## Your instructions
Where an entry contains an image, leave the image out; restate everything else exactly.

______

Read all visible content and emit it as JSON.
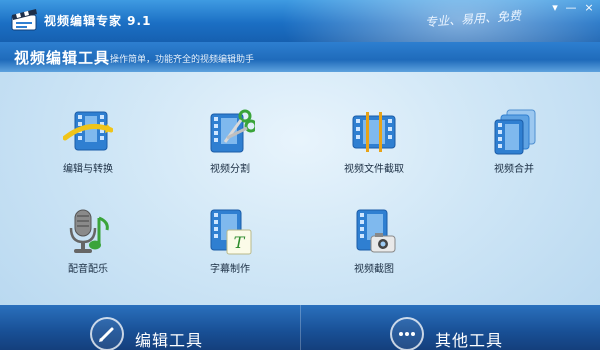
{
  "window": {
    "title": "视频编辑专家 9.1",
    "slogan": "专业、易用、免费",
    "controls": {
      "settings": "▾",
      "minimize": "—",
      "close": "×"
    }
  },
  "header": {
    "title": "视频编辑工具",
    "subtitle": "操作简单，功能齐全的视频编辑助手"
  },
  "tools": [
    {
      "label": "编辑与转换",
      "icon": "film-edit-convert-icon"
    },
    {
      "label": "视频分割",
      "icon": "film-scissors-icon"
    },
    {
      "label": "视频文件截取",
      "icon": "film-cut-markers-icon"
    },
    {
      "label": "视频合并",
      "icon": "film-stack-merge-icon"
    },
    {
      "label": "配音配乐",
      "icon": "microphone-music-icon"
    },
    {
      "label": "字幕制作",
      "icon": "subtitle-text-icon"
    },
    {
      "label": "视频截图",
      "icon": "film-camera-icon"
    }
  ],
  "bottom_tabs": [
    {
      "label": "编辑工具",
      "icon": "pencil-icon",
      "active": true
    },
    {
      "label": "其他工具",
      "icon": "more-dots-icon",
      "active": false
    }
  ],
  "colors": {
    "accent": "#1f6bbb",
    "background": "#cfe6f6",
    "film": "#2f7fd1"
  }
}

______

## Response area
Read all visible content and emit it as JSON.
{
  "window": {
    "title": "视频编辑专家 9.1",
    "slogan": "专业、易用、免费",
    "controls": {
      "settings": "▾",
      "minimize": "—",
      "close": "×"
    }
  },
  "header": {
    "title": "视频编辑工具",
    "subtitle": "操作简单，功能齐全的视频编辑助手"
  },
  "tools": [
    {
      "label": "编辑与转换",
      "icon": "film-edit-convert-icon"
    },
    {
      "label": "视频分割",
      "icon": "film-scissors-icon"
    },
    {
      "label": "视频文件截取",
      "icon": "film-cut-markers-icon"
    },
    {
      "label": "视频合并",
      "icon": "film-stack-merge-icon"
    },
    {
      "label": "配音配乐",
      "icon": "microphone-music-icon"
    },
    {
      "label": "字幕制作",
      "icon": "subtitle-text-icon"
    },
    {
      "label": "视频截图",
      "icon": "film-camera-icon"
    }
  ],
  "bottom_tabs": [
    {
      "label": "编辑工具",
      "icon": "pencil-icon",
      "active": true
    },
    {
      "label": "其他工具",
      "icon": "more-dots-icon",
      "active": false
    }
  ],
  "colors": {
    "accent": "#1f6bbb",
    "background": "#cfe6f6",
    "film": "#2f7fd1"
  }
}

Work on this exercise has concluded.